:: Work required ::
If a line in the listing below has the string "true", copy it out.

:: Records ::
□ □ □
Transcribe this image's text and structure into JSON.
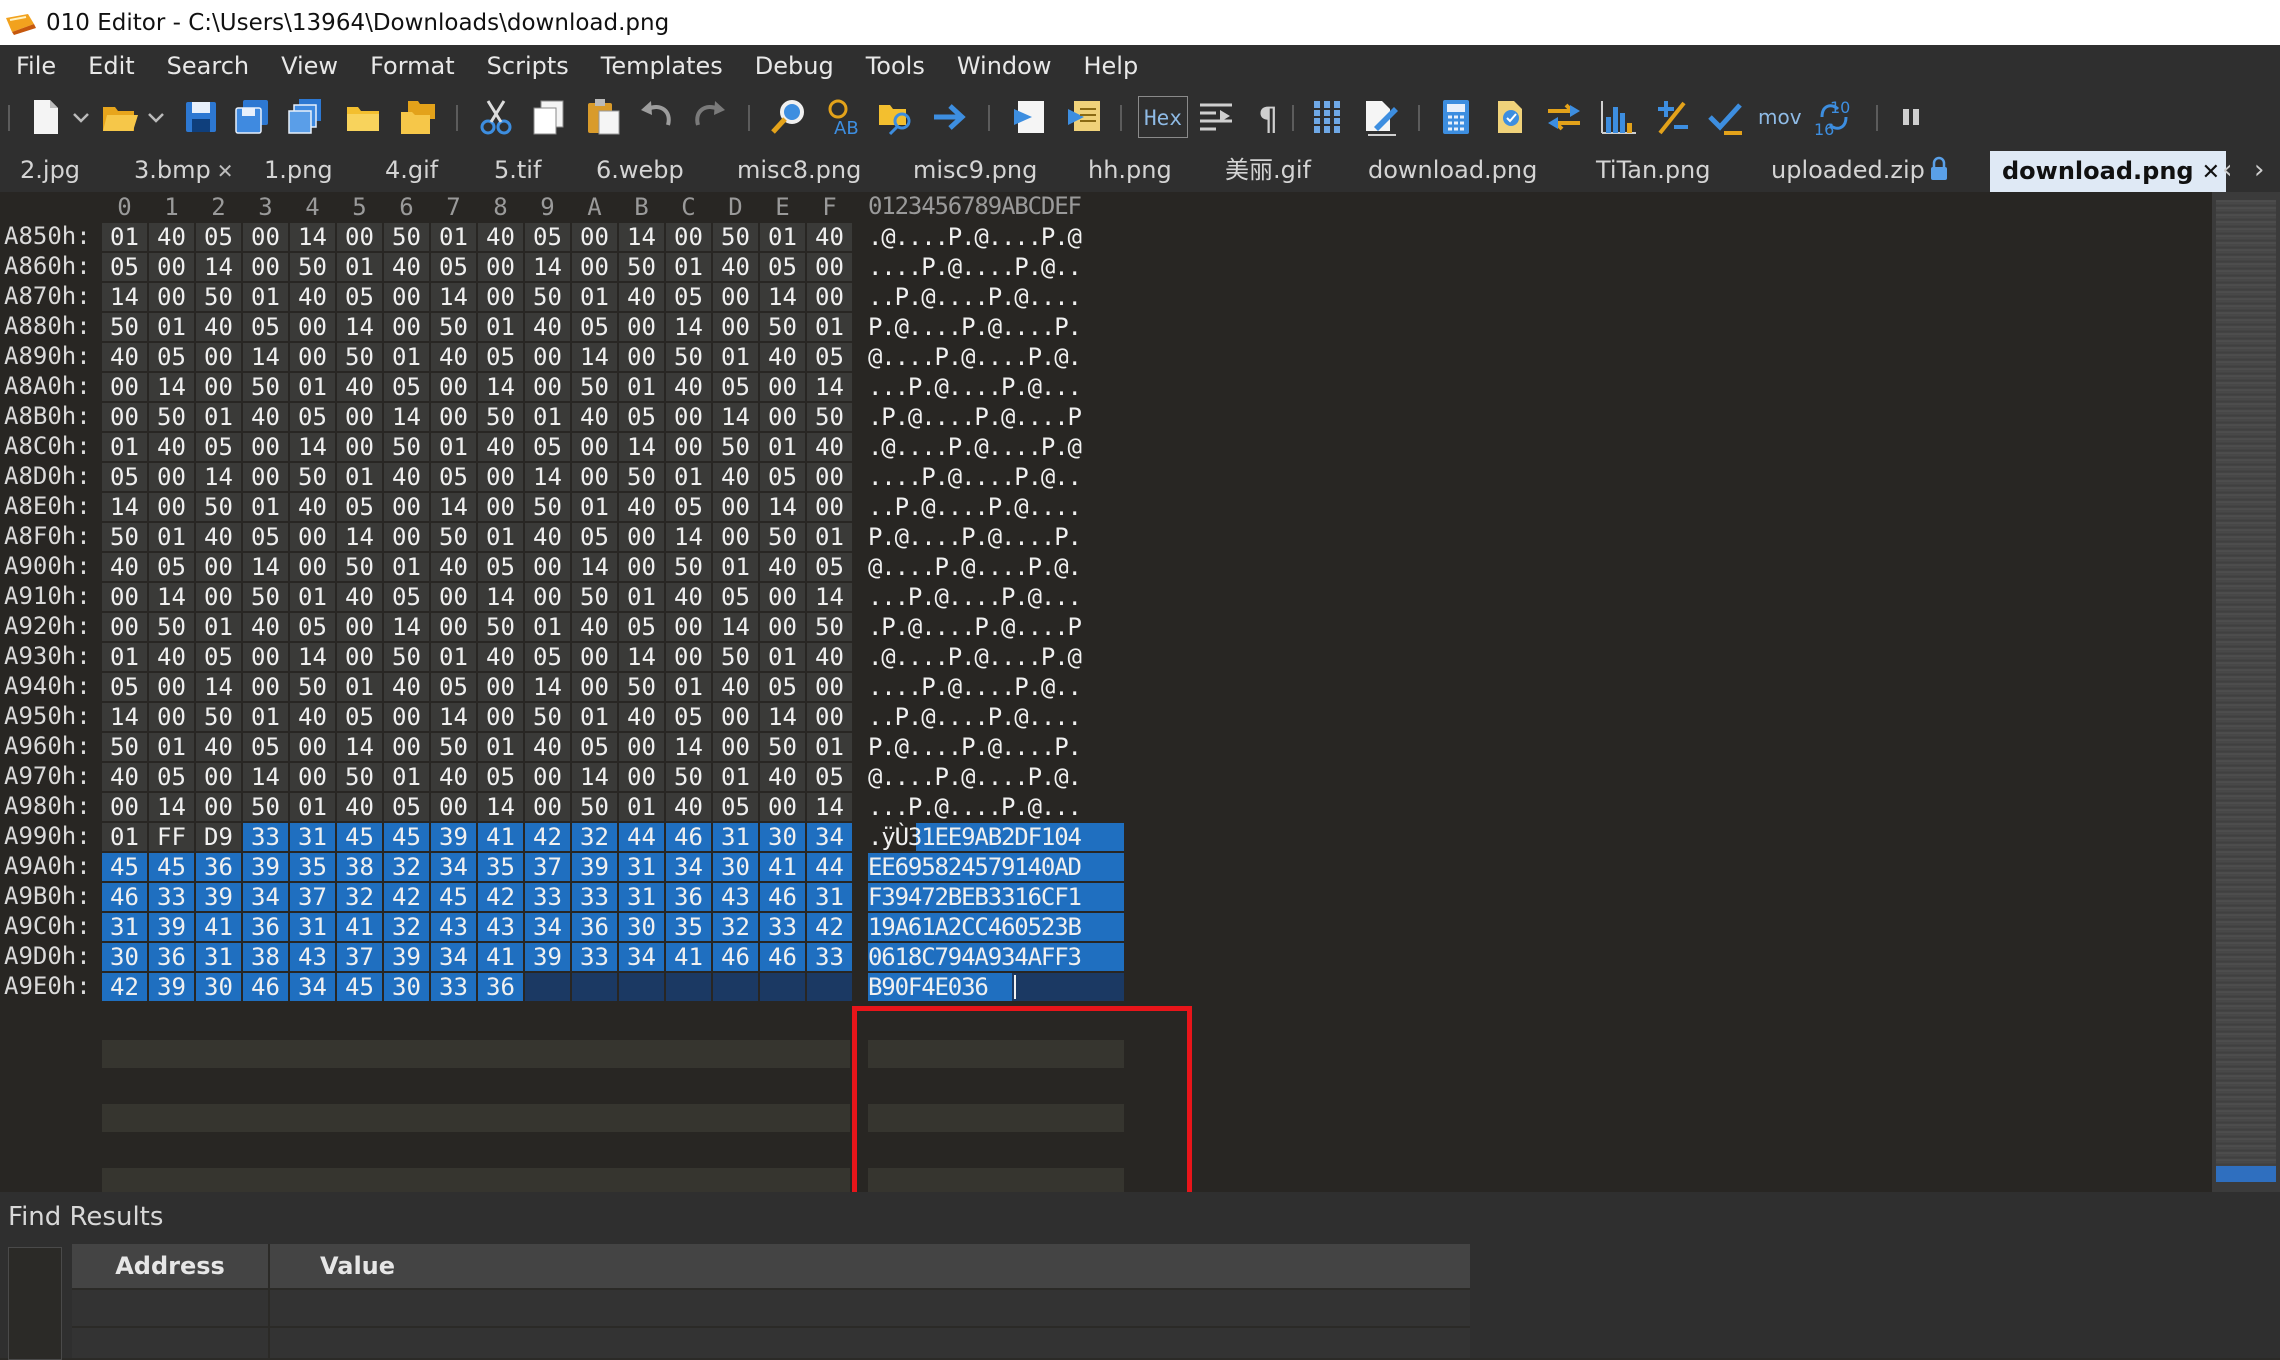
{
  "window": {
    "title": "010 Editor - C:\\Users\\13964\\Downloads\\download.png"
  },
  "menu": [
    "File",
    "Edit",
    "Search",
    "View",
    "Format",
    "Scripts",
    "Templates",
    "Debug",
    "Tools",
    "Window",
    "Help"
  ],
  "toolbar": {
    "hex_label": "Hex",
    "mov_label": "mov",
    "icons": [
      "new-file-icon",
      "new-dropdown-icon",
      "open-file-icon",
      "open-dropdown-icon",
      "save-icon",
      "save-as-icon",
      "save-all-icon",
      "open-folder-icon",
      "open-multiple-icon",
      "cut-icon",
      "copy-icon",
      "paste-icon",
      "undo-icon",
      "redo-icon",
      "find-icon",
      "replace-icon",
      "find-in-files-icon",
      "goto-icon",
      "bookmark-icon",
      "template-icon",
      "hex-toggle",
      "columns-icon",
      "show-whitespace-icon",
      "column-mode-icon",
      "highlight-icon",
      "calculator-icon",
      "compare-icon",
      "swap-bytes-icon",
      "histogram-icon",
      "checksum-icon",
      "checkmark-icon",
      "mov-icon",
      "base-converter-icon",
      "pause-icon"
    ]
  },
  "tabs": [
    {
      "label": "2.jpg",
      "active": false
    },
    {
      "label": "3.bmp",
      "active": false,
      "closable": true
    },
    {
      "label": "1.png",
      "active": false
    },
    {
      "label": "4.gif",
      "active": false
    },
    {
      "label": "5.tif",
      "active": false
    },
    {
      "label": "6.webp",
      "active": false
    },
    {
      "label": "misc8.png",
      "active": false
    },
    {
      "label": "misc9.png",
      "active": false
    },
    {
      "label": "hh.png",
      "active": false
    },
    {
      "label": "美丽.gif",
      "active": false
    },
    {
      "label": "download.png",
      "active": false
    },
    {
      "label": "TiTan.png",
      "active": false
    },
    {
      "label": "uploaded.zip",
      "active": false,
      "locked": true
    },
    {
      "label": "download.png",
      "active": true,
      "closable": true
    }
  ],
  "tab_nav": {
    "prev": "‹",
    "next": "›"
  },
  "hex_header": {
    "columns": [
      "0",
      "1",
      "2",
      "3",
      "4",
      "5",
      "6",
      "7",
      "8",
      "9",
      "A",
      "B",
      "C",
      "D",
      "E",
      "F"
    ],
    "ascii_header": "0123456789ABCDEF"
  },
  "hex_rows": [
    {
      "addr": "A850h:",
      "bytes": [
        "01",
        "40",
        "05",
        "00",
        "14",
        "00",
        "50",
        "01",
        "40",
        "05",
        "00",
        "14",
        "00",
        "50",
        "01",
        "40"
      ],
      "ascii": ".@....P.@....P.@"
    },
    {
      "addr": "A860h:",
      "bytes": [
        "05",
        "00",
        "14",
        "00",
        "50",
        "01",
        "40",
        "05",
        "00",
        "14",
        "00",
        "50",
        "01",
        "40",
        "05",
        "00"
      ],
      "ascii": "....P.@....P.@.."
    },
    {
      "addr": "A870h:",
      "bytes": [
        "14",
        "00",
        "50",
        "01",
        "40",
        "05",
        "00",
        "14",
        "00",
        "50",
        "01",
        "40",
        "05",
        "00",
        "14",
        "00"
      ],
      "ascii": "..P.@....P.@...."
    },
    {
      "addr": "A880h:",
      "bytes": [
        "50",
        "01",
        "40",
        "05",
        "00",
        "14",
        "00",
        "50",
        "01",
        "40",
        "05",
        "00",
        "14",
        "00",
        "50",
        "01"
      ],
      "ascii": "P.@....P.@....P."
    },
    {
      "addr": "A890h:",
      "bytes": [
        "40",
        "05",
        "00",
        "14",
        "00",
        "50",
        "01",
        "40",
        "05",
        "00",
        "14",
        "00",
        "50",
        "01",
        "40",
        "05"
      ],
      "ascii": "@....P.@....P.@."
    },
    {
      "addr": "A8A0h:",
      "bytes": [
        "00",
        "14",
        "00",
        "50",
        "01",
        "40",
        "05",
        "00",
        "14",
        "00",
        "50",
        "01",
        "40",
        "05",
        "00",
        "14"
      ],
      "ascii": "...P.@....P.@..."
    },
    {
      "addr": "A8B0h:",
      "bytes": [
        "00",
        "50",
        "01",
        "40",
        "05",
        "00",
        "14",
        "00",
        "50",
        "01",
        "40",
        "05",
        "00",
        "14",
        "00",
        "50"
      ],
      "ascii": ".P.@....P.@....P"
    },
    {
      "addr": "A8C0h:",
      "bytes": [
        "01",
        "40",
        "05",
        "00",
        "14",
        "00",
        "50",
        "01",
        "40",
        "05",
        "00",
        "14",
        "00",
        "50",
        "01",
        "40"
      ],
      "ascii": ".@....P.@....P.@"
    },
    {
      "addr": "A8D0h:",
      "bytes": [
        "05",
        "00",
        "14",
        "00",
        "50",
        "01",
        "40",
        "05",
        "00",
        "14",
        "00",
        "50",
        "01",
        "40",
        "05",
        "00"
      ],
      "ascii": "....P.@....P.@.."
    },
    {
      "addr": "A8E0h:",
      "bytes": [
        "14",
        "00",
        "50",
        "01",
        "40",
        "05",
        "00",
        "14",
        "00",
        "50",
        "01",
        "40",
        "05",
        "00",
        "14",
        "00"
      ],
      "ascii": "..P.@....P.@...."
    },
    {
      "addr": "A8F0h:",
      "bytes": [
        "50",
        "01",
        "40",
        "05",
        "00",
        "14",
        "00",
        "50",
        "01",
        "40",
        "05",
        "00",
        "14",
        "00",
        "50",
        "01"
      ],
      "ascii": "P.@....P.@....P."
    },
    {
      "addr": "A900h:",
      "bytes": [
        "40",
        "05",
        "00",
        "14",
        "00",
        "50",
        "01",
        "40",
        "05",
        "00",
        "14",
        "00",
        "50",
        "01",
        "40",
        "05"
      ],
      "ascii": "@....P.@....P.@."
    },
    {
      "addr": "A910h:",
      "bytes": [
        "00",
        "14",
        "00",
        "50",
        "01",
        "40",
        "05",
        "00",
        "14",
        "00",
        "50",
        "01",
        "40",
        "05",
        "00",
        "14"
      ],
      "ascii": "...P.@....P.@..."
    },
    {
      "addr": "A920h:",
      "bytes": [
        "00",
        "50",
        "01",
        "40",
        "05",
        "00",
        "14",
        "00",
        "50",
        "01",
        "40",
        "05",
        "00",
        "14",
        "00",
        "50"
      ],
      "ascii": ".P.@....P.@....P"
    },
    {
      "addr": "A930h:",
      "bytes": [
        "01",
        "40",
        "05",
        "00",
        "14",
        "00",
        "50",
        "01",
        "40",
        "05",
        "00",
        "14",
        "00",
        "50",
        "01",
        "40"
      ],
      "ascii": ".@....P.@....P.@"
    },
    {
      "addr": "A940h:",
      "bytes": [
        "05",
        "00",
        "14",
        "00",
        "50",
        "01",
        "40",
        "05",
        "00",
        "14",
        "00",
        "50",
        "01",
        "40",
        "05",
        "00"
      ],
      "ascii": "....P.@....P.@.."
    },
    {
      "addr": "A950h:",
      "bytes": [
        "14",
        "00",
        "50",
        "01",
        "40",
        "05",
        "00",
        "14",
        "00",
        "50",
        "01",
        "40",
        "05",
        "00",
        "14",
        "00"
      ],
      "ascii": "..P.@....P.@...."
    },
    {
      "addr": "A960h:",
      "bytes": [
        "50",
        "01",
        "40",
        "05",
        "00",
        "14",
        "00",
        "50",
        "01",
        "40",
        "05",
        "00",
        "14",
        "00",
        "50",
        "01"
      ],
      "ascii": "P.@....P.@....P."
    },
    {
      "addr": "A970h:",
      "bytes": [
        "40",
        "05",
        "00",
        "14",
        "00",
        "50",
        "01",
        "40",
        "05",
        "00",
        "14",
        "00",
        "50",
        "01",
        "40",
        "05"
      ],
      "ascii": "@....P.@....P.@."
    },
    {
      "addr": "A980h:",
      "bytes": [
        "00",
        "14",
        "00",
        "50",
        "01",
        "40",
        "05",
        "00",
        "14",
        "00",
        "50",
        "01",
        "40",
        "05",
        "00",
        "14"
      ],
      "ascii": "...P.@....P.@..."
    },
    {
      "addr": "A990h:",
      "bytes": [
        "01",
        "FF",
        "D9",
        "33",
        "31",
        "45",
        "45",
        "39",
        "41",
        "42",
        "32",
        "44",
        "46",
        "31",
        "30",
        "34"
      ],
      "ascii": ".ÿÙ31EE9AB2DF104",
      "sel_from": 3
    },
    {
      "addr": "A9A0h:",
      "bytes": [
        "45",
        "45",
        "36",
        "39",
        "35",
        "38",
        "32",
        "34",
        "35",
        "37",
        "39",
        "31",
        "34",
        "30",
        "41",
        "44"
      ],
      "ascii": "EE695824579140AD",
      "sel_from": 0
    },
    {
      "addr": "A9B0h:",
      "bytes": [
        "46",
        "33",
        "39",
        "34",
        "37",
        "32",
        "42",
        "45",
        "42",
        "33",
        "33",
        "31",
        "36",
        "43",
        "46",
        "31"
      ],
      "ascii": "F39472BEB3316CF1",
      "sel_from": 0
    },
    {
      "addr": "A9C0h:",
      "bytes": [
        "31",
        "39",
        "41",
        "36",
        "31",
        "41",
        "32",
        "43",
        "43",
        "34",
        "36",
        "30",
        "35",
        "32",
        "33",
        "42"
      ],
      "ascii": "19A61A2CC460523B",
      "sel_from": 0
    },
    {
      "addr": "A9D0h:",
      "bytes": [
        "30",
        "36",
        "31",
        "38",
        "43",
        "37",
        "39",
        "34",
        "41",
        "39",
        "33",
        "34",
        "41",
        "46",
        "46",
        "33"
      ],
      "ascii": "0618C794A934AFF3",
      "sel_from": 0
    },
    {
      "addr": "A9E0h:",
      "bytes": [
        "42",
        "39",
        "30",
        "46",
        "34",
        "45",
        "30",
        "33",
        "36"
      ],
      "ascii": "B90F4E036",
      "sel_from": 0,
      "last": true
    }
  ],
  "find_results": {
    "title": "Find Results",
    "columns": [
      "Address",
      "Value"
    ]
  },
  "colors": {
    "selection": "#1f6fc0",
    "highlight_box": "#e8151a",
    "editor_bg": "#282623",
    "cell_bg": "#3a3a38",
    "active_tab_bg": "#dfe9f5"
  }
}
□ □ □
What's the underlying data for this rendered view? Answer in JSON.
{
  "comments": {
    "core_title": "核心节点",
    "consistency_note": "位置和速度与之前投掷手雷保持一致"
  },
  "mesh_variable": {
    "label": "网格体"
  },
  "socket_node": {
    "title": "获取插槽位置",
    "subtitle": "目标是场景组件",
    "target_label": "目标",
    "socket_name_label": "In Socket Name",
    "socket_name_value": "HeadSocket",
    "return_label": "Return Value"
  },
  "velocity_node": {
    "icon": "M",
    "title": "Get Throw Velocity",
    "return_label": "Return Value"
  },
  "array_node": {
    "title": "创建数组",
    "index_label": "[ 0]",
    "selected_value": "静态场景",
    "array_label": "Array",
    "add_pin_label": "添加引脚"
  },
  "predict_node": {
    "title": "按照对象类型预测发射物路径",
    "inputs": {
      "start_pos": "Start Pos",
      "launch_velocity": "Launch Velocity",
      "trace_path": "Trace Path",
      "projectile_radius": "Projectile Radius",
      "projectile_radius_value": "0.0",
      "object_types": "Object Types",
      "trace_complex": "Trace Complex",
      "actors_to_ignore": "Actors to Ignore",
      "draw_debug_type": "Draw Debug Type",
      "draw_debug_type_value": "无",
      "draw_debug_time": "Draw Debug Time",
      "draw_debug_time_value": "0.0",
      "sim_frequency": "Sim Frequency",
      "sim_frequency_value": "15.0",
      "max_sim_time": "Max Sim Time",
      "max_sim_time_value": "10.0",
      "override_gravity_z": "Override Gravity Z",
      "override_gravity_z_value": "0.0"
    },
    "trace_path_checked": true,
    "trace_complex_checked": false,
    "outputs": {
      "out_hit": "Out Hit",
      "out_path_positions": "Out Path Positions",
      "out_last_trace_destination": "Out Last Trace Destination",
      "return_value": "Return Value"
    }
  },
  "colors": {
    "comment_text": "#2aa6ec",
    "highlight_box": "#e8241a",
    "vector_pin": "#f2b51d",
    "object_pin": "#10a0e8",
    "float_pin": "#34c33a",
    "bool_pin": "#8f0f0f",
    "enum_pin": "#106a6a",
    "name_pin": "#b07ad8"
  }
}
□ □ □
:: Task output ::
      "closable": true
      "locked": true
      "active": true,
      "closable": true
      "last": true
    "trace_path_checked": true,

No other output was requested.